BEGIN Data

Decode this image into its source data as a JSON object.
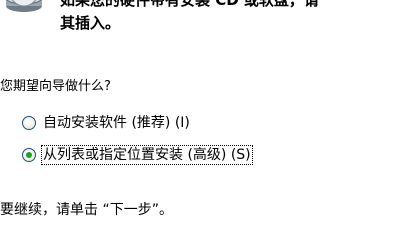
{
  "intro": {
    "line1": "如果您的硬件带有安装 CD 或软盘，请",
    "line2": "其插入。"
  },
  "question": "您期望向导做什么?",
  "options": [
    {
      "label": "自动安装软件 (推荐) (I)",
      "selected": false,
      "icon": "radio-unselected"
    },
    {
      "label": "从列表或指定位置安装 (高级) (S)",
      "selected": true,
      "icon": "radio-selected"
    }
  ],
  "continue_text": "要继续，请单击 “下一步”。",
  "colors": {
    "background": "#ffffff",
    "radio_border": "#1c5180",
    "radio_dot": "#21a121"
  },
  "header_icon": "cd-drive-icon"
}
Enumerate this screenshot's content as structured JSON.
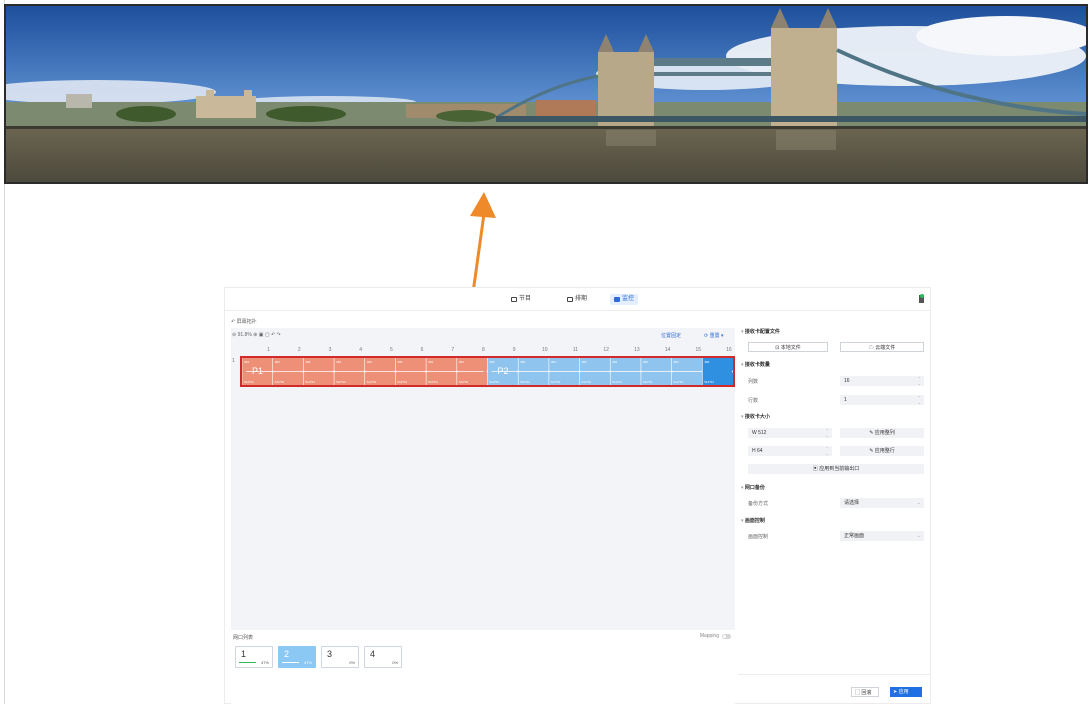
{
  "app": {
    "tabs": [
      {
        "label": "节目",
        "icon": "monitor-icon"
      },
      {
        "label": "排期",
        "icon": "calendar-icon"
      },
      {
        "label": "监控",
        "icon": "monitor-screen-icon"
      }
    ],
    "active_tab": "监控",
    "back_link": "屏幕拓扑",
    "toolbar": {
      "zoom": "91.8%",
      "locate_label": "位置固定",
      "reset_label": "重置"
    },
    "ruler_columns": [
      "1",
      "2",
      "3",
      "4",
      "5",
      "6",
      "7",
      "8",
      "9",
      "10",
      "11",
      "12",
      "13",
      "14",
      "15",
      "16"
    ],
    "ruler_rows": [
      "1"
    ],
    "receiver_strip": {
      "sections": [
        {
          "label": "P1",
          "color": "#ee8f78",
          "columns": 8
        },
        {
          "label": "P2",
          "color": "#8fc4ee",
          "columns": 8
        }
      ],
      "highlight_color": "#d12a2a",
      "cell_top_value": "384",
      "cell_bottom_value": "512*64"
    },
    "outputs": {
      "label": "网口列表",
      "mapping_label": "Mapping",
      "mapping_on": false,
      "cards": [
        {
          "num": "1",
          "pct": "47%",
          "progress": 0.47,
          "selected": false
        },
        {
          "num": "2",
          "pct": "47%",
          "progress": 0.47,
          "selected": true
        },
        {
          "num": "3",
          "pct": "0%",
          "progress": 0,
          "selected": false
        },
        {
          "num": "4",
          "pct": "0%",
          "progress": 0,
          "selected": false
        }
      ]
    },
    "right_panel": {
      "config_file_title": "接收卡配置文件",
      "local_file_label": "本地文件",
      "cloud_file_label": "云端文件",
      "count_title": "接收卡数量",
      "cols_label": "列数",
      "cols_value": "16",
      "rows_label": "行数",
      "rows_value": "1",
      "size_title": "接收卡大小",
      "width_value": "W 512",
      "height_value": "H 64",
      "apply_col_label": "应用整列",
      "apply_row_label": "应用整行",
      "apply_output_label": "应用到当前输出口",
      "backup_title": "网口备份",
      "backup_mode_label": "备份方式",
      "backup_mode_value": "请选择",
      "picture_title": "画面控制",
      "picture_control_label": "画面控制",
      "picture_control_value": "正常画面"
    },
    "footer": {
      "reset_label": "回滚",
      "apply_label": "应用"
    },
    "accent": "#1f6fe5",
    "arrow_color": "#ee8a2a"
  }
}
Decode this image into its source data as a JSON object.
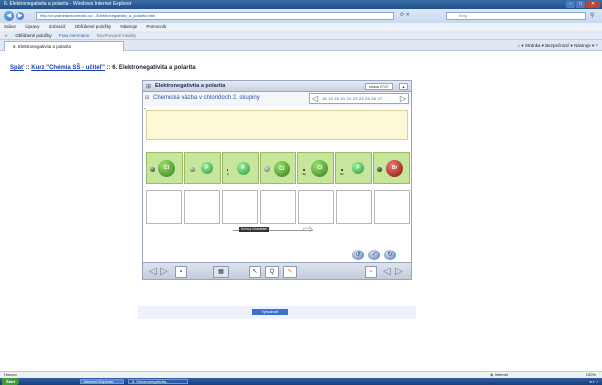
{
  "window": {
    "title": "6. Elektronegativita a polarita - Windows Internet Explorer",
    "controls": [
      "minimize",
      "maximize",
      "close"
    ]
  },
  "addressbar": {
    "url": "http://ov.planetavedomosti.cz/.../Elektronegativita_a_polarita.html",
    "search_placeholder": "Bing"
  },
  "menu": [
    "Súbor",
    "Úpravy",
    "Zobraziť",
    "Obľúbené položky",
    "Nástroje",
    "Pomocník"
  ],
  "favorites": {
    "label": "Obľúbené položky",
    "items": [
      "Frau Herrmann",
      "Navrhované lokality"
    ]
  },
  "tab": {
    "label": "6. Elektronegativita a polarita"
  },
  "commandbar": {
    "items": [
      "Stránka",
      "Bezpečnosť",
      "Nástroje"
    ]
  },
  "breadcrumb": {
    "back": "Späť",
    "separator": "::",
    "course": "Kurz \"Chémia SŠ - učiteľ\"",
    "current": "6. Elektronegativita a polarita"
  },
  "panel": {
    "title": "Elektronegativita a polarita",
    "page_indicator": "strana 27/27",
    "subtitle": "Chemická väzba v chloridoch 2. skupiny",
    "pager_numbers": "18 19 20 21 22 23 24 25 26 27",
    "axis_label": "iónový charakter",
    "molecules": [
      {
        "label": "Cl",
        "color": "#3a9d2b",
        "partner": "#444444",
        "partner_label": ""
      },
      {
        "label": "F",
        "color": "#2fb24a",
        "partner": "#777777",
        "partner_label": ""
      },
      {
        "label": "F",
        "color": "#2fb24a",
        "partner": "#999999",
        "partner_label": "Li"
      },
      {
        "label": "Cl",
        "color": "#3a9d2b",
        "partner": "#888888",
        "partner_label": ""
      },
      {
        "label": "Cl",
        "color": "#3a9d2b",
        "partner": "#666666",
        "partner_label": "Be"
      },
      {
        "label": "F",
        "color": "#2fb24a",
        "partner": "#555555",
        "partner_label": "Be"
      },
      {
        "label": "Br",
        "color": "#b01e1e",
        "partner": "#333333",
        "partner_label": ""
      }
    ],
    "toolbar": {
      "zoom_label": "Q"
    }
  },
  "action_button": "Vyhodnotiť",
  "statusbar": {
    "left": "Hotovo",
    "zone": "Internet",
    "zoom": "100%"
  },
  "taskbar": {
    "start": "Štart",
    "tasks": [
      "Internet Explorer",
      "6. Elektronegativita..."
    ]
  },
  "colors": {
    "accent": "#2c55a8",
    "molecule_bg": "#c6e79a",
    "yellow_area": "#fdf8d6"
  }
}
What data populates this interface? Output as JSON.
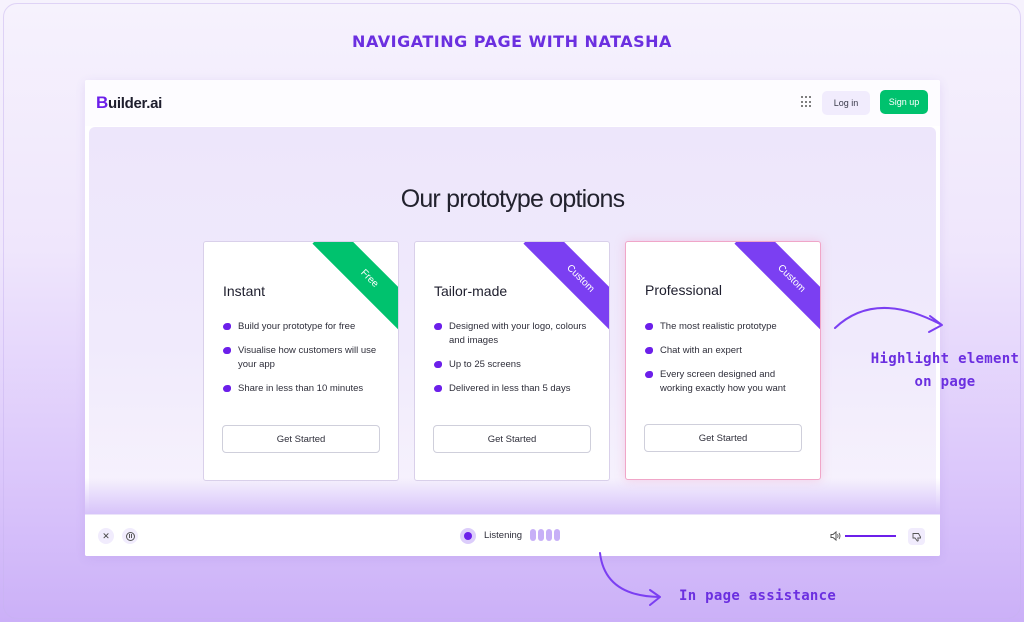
{
  "title": "NAVIGATING PAGE WITH NATASHA",
  "header": {
    "logo_initial": "B",
    "logo_rest": "uilder.ai",
    "login_label": "Log in",
    "signup_label": "Sign up"
  },
  "page": {
    "heading": "Our prototype options",
    "cards": [
      {
        "title": "Instant",
        "ribbon": "Free",
        "ribbon_color": "#00c26e",
        "features": [
          "Build your prototype for free",
          "Visualise how customers will use your app",
          "Share in less than 10 minutes"
        ],
        "button": "Get Started"
      },
      {
        "title": "Tailor-made",
        "ribbon": "Custom",
        "ribbon_color": "#7b3ff2",
        "features": [
          "Designed with your logo, colours and images",
          "Up to 25 screens",
          "Delivered in less than 5 days"
        ],
        "button": "Get Started"
      },
      {
        "title": "Professional",
        "ribbon": "Custom",
        "ribbon_color": "#7b3ff2",
        "features": [
          "The most realistic prototype",
          "Chat with an expert",
          "Every screen designed and working exactly how you want"
        ],
        "button": "Get Started"
      }
    ]
  },
  "assistant_bar": {
    "close_symbol": "✕",
    "status_label": "Listening"
  },
  "annotations": {
    "highlight_line1": "Highlight element",
    "highlight_line2": "on page",
    "assist": "In page assistance"
  },
  "colors": {
    "accent": "#6c1fea",
    "annotation": "#6b2fe0",
    "signup": "#00c26e"
  }
}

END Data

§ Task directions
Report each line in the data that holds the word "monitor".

§ Result of the task
        "icon": "monitor-icon"
        "icon": "monitor-screen-icon"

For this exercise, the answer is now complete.